- Opening Delimiter -

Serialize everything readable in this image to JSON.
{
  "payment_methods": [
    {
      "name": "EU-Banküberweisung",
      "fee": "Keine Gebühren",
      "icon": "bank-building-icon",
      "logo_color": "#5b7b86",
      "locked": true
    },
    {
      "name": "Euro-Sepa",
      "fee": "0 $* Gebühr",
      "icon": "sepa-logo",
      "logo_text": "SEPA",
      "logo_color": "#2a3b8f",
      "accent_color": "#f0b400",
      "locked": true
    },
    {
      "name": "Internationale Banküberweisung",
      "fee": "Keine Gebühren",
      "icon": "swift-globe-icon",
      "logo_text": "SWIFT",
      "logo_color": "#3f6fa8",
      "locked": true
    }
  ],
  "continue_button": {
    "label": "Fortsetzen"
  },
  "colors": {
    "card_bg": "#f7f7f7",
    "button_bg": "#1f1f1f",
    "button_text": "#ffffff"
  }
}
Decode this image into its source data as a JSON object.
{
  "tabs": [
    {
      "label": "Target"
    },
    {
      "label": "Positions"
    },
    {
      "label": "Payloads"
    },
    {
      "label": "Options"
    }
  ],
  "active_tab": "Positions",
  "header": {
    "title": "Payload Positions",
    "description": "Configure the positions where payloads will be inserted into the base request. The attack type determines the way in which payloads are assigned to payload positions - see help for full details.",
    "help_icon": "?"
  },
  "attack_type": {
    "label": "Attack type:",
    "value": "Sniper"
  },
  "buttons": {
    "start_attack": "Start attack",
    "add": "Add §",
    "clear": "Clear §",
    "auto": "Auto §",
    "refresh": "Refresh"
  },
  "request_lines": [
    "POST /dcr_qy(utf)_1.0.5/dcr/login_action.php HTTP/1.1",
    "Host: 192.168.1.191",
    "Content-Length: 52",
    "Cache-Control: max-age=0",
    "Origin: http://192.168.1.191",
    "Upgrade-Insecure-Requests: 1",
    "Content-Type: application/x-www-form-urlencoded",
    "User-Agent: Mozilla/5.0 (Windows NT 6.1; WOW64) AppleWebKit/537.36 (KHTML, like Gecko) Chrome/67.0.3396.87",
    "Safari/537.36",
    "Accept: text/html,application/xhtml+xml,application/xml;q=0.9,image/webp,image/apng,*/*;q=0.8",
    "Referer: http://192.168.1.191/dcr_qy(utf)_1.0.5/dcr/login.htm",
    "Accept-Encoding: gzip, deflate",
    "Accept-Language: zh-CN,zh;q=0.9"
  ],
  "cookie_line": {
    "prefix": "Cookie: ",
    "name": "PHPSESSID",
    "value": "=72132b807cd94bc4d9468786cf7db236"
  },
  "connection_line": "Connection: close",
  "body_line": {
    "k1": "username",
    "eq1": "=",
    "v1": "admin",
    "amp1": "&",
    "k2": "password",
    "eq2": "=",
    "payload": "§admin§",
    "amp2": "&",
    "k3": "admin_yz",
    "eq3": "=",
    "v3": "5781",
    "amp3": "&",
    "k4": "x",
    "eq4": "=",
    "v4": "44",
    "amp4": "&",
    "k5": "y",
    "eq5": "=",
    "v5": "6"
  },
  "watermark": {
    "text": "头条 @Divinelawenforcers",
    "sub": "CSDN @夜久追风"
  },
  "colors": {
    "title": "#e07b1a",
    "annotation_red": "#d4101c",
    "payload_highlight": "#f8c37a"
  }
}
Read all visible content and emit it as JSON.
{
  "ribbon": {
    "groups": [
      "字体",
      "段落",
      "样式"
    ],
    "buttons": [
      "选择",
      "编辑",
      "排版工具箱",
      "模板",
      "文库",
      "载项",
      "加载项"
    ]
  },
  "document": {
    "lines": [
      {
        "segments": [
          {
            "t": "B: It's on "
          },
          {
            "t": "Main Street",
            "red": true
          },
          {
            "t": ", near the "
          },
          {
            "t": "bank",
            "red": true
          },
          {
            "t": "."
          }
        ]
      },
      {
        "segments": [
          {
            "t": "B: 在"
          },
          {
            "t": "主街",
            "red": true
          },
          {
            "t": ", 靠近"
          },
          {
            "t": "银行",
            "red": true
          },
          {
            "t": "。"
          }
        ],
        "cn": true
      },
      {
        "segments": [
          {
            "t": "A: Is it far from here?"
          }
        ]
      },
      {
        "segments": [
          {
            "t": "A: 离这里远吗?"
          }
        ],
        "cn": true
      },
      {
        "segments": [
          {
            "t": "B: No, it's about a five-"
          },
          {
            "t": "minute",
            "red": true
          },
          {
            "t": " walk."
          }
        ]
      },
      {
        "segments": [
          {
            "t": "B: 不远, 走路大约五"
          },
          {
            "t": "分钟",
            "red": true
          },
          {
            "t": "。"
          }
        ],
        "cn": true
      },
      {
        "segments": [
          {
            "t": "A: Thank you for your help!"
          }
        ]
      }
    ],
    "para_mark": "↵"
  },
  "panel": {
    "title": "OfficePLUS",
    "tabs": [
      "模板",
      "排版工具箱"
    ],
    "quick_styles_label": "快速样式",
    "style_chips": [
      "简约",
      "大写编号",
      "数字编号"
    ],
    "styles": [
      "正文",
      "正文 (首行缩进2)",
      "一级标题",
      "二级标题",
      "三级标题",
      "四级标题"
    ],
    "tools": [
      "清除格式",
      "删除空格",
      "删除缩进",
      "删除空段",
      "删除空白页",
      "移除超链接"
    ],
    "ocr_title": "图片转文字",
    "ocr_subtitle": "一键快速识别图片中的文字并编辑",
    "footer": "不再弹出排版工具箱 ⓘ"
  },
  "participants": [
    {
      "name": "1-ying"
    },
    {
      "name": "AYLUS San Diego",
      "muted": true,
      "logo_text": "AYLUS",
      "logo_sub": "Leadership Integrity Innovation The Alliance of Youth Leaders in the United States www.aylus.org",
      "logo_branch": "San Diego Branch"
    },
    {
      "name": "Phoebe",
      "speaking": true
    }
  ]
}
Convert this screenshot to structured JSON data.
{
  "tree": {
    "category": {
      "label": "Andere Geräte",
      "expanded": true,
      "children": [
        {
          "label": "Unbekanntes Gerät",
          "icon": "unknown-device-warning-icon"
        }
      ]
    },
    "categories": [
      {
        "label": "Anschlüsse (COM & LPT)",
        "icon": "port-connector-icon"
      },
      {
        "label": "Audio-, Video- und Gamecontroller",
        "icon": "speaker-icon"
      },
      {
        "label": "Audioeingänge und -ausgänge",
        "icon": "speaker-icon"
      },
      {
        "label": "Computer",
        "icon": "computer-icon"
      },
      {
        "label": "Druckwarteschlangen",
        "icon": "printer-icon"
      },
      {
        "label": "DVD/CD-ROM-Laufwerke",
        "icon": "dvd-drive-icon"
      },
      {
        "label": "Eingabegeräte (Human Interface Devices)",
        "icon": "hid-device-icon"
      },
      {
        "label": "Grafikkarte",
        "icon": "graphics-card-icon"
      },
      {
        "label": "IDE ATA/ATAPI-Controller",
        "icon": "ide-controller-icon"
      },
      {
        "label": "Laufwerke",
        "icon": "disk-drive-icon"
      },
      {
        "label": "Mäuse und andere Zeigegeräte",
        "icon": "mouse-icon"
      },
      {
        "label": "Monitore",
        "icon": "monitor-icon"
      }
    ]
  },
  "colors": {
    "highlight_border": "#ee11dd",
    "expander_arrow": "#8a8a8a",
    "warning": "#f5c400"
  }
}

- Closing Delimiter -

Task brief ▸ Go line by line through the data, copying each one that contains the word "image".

Response to the task ▸
Serialize everything readable in this image to JSON.
Decode this image into its source data as a JSON object.
    "Accept: text/html,application/xhtml+xml,application/xml;q=0.9,image/webp,image/apng,*/*;q=0.8",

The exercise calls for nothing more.